* **Exercise aim**
Provide a verbatim copy of all the records below, leaving the images out.

(Dataset begins)

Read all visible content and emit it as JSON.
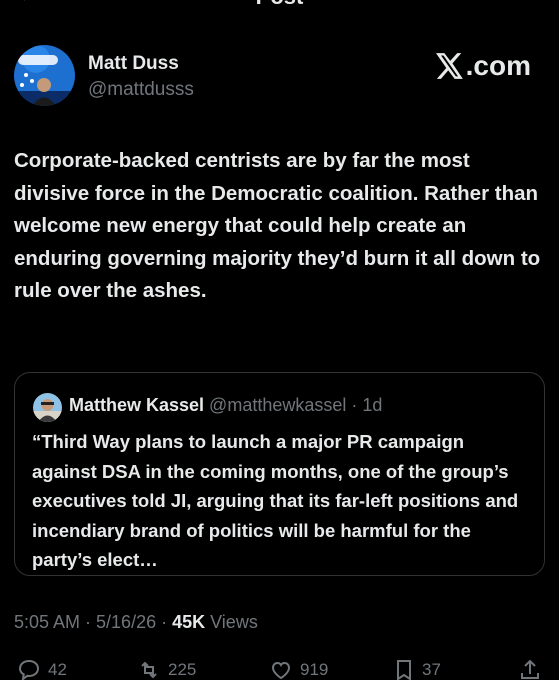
{
  "header": {
    "title": "Post"
  },
  "author": {
    "name": "Matt Duss",
    "handle": "@mattdusss",
    "avatar_badge": "Foreign Policy"
  },
  "source_logo": {
    "label": ".com"
  },
  "tweet": {
    "text": "Corporate-backed centrists are by far the most divisive force in the Democratic coalition. Rather than welcome new energy that could help create an enduring governing majority they’d burn it all down to rule over the ashes."
  },
  "quote": {
    "name": "Matthew Kassel",
    "handle_time": " @matthewkassel · 1d",
    "text": "“Third Way plans to launch a major PR campaign against DSA in the coming months, one of the group’s executives told JI, arguing that its far-left positions and incendiary brand of politics will be harmful for the party’s elect…"
  },
  "meta": {
    "timestamp": "5:05 AM · 5/16/26 · ",
    "views_count": "45K",
    "views_label": " Views"
  },
  "actions": {
    "replies": "42",
    "reposts": "225",
    "likes": "919",
    "bookmarks": "37"
  },
  "colors": {
    "background": "#000000",
    "text": "#e7e9ea",
    "muted": "#71767b",
    "border": "#2f3336"
  }
}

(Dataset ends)

* **Task output**
Read all visible content and emit it as JSON.
{
  "header": {
    "title": "Post"
  },
  "author": {
    "name": "Matt Duss",
    "handle": "@mattdusss",
    "avatar_badge": "Foreign Policy"
  },
  "source_logo": {
    "label": ".com"
  },
  "tweet": {
    "text": "Corporate-backed centrists are by far the most divisive force in the Democratic coalition. Rather than welcome new energy that could help create an enduring governing majority they’d burn it all down to rule over the ashes."
  },
  "quote": {
    "name": "Matthew Kassel",
    "handle_time": " @matthewkassel · 1d",
    "text": "“Third Way plans to launch a major PR campaign against DSA in the coming months, one of the group’s executives told JI, arguing that its far-left positions and incendiary brand of politics will be harmful for the party’s elect…"
  },
  "meta": {
    "timestamp": "5:05 AM · 5/16/26 · ",
    "views_count": "45K",
    "views_label": " Views"
  },
  "actions": {
    "replies": "42",
    "reposts": "225",
    "likes": "919",
    "bookmarks": "37"
  },
  "colors": {
    "background": "#000000",
    "text": "#e7e9ea",
    "muted": "#71767b",
    "border": "#2f3336"
  }
}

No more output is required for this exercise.